We also get two bonus shorts: “Dug’s Special Mission”, which basically shows a day in the life of Dug before he meets Carl and Russell; and “Partly Cloudy”, which originally premiered before Up. It’s a short about a stork who tires of his cloud giving him dangerous animals to deliver. While mildly entertaining, it’s pretty obvious what will happen the minute the short begins. It doesn’t have the unpredictable and lightning fast nature that “Presto” had, for example.
On disc 2, we get about 50 minutes of featurettes, covering such things as character development, the score, and visuals. There’s also an alternate marriage montage in storyboard form. Additionally, there’s an interactive game which seemed geared towards the younger set (point your cursor over the correct state). Rounding things off on disc 2 are six minutes of promotional materials for Up. They’re little more than animation set pieces without music, but are worth watching just for more “awww”-worthy Dug footage. Finally, there are two theatrical Up trailers.
Disc 3 is just a repeat of disc 1 in DVD form. Why was this necessary again? And disc 4 is only of value if you’re interested in downloading a digital copy of the film. It wasn’t for me. All of this just seems like a waste of perfectly good discs to me.
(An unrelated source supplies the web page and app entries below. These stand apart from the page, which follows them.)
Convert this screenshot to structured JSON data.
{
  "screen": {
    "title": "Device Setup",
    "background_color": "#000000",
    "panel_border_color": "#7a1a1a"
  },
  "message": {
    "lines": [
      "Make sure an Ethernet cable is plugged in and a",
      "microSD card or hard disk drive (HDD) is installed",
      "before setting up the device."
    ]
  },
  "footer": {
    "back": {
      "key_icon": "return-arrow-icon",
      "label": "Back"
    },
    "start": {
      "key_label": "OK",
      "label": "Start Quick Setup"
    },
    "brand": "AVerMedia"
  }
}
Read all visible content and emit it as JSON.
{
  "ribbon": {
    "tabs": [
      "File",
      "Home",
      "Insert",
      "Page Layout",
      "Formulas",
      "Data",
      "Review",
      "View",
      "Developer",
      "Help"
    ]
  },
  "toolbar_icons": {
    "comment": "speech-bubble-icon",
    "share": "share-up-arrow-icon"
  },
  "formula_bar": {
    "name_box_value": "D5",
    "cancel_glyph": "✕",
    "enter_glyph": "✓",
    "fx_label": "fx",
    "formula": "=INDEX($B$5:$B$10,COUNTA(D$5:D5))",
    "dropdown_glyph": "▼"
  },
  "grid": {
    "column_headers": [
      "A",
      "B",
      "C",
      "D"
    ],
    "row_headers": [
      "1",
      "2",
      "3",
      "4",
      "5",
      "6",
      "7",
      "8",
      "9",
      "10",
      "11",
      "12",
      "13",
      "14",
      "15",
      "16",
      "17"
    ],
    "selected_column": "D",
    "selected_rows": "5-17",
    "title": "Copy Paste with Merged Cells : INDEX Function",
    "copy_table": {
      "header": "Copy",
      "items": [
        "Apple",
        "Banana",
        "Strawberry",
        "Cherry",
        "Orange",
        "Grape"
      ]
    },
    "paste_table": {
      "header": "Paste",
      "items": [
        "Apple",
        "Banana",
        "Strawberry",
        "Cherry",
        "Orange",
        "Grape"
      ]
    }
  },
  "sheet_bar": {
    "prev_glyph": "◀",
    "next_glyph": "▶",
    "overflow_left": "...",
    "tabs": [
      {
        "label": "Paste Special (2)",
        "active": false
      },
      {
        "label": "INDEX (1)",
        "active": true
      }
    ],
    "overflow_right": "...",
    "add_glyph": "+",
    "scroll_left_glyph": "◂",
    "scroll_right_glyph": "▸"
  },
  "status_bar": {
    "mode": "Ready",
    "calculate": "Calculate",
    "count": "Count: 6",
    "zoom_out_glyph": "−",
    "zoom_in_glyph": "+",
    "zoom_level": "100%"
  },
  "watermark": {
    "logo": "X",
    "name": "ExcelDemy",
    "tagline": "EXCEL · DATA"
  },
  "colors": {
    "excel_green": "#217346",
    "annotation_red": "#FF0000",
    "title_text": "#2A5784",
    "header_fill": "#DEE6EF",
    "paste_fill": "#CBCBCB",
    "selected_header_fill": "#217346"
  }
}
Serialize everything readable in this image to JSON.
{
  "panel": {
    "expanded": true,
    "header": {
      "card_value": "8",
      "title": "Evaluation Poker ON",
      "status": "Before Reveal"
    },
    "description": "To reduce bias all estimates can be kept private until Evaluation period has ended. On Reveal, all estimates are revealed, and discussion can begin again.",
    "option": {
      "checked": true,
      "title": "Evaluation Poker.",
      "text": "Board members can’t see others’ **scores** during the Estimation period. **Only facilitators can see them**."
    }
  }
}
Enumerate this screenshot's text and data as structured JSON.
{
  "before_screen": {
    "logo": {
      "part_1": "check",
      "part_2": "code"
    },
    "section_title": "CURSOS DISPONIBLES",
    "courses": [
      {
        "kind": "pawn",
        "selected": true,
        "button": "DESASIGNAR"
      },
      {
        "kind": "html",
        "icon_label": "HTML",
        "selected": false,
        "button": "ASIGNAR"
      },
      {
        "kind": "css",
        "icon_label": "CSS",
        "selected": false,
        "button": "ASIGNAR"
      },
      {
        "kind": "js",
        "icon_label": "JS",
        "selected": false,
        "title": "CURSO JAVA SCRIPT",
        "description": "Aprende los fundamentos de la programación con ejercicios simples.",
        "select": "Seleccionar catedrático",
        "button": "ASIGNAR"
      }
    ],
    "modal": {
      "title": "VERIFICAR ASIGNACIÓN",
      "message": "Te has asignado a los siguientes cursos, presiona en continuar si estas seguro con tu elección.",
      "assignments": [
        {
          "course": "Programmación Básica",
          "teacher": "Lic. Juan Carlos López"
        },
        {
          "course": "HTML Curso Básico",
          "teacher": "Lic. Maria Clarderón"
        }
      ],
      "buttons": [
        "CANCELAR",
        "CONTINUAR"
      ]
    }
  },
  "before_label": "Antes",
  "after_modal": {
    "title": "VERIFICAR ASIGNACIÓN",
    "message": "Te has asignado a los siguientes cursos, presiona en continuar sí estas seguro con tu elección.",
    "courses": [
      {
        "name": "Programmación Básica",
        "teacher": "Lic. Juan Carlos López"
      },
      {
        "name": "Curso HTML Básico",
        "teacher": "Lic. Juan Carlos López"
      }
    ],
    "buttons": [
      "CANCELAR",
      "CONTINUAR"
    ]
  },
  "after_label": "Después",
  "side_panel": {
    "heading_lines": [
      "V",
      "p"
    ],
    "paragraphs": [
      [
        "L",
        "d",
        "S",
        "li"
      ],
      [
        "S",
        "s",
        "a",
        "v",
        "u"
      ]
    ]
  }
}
To sum up, there’s a lot less here than the enticing “four discs!” marketing ploy would have you believe. What is here is quality, and like any Pixar Blu-ray, the image quality is practically perfect, but those expecting something akin to Lord of the Rings Extended Editions (which was also four discs), with hours upon hours of goodies, are going to be disappointed. Oh well, at least they didn’t get redundant with their special material, which is always appreciated.